If so, why would that be? Political scientist David Hopkins, writing in his blog Honest Graft, has some ideas:
"If 2016 indeed represents the "new normal," than it would make sense for analysts to take a bearish view of Democratic chances in white, small-town congressional districts in the Midwest and elsewhere this year. But if 2016 was something of an aberration, and the Trump-Clinton vote does not fully reflect the relative fundamental strength of the two parties, then the map of electoral battlegrounds opens wider, and the fortunes of congressional Democrats improve accordingly.
Midterm elections are always primarily a referendum on the president, and Trump has dominated the political scene so thoroughly since he took office that this rule of thumb is likely to be especially applicable to 2018. If the remarkable Republican strength in the rural Midwest in 2016 was primarily a reflection of Trump's personal popularity, we might expect it to carry over into 2018 unless a significant share of formerly-enthusiastic Trump supporters had become disillusioned in the interim. But if the abrupt partisan shift between 2012 and 2016 visible in the figure above was largely a reflection of Hillary Clinton's personal unpopularity with rural Midwesterners—as well as a Clinton campaign that eschewed economic issues to an unprecedented degree for a modern Democrat—we shouldn't be surprised by a significant Democratic rebound in the region this November, since Clinton will be neither on the ballot nor in the White House......
Many loyal Democrats will not easily accept the belief that the results in 2016 reflected a widespread popular antipathy to Hillary Clinton. And the surprising nature of Trump's victory has encouraged the view, even among his fiercest critics, that he maintains under-appreciated political strengths. But the more validity to the conclusion that Trump was a weak candidate who won a close and fluky election only because he was facing a seriously flawed opponent, the rosier the outlook becomes for Democrats this November."
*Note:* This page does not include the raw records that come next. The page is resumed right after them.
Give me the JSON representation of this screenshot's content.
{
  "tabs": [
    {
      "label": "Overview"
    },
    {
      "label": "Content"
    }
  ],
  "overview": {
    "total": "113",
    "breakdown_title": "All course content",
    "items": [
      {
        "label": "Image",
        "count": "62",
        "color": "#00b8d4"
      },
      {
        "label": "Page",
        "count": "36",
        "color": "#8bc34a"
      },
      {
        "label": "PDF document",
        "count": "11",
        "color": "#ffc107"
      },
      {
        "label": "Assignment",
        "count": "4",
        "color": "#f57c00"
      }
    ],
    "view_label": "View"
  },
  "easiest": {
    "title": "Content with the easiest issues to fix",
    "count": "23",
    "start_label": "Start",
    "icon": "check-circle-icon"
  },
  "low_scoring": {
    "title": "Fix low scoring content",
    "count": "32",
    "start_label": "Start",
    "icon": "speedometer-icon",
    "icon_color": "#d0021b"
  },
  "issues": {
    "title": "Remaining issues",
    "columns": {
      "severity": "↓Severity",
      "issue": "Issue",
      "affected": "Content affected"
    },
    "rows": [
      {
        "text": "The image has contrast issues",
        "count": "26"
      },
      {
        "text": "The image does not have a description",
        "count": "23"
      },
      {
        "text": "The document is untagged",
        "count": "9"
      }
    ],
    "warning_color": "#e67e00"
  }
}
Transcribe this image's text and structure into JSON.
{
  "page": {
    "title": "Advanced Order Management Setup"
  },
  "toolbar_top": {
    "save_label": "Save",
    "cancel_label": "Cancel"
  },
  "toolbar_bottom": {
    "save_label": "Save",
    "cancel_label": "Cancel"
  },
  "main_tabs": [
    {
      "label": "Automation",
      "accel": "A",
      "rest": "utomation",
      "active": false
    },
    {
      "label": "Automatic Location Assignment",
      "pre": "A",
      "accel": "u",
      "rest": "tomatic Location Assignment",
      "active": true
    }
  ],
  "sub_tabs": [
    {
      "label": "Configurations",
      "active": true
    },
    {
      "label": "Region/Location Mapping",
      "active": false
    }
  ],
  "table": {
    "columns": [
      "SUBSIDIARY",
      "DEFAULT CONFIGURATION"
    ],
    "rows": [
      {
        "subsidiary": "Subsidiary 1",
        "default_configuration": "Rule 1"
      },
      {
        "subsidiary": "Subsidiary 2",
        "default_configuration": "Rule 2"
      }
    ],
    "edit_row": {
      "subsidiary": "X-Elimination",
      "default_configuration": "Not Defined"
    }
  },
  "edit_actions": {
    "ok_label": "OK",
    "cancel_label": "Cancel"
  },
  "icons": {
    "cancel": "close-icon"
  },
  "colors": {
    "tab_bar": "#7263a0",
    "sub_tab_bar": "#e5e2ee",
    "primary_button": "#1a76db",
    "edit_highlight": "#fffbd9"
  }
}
Hmm. He could be on to something. Definitely something to keep in mind when the election results come in this November.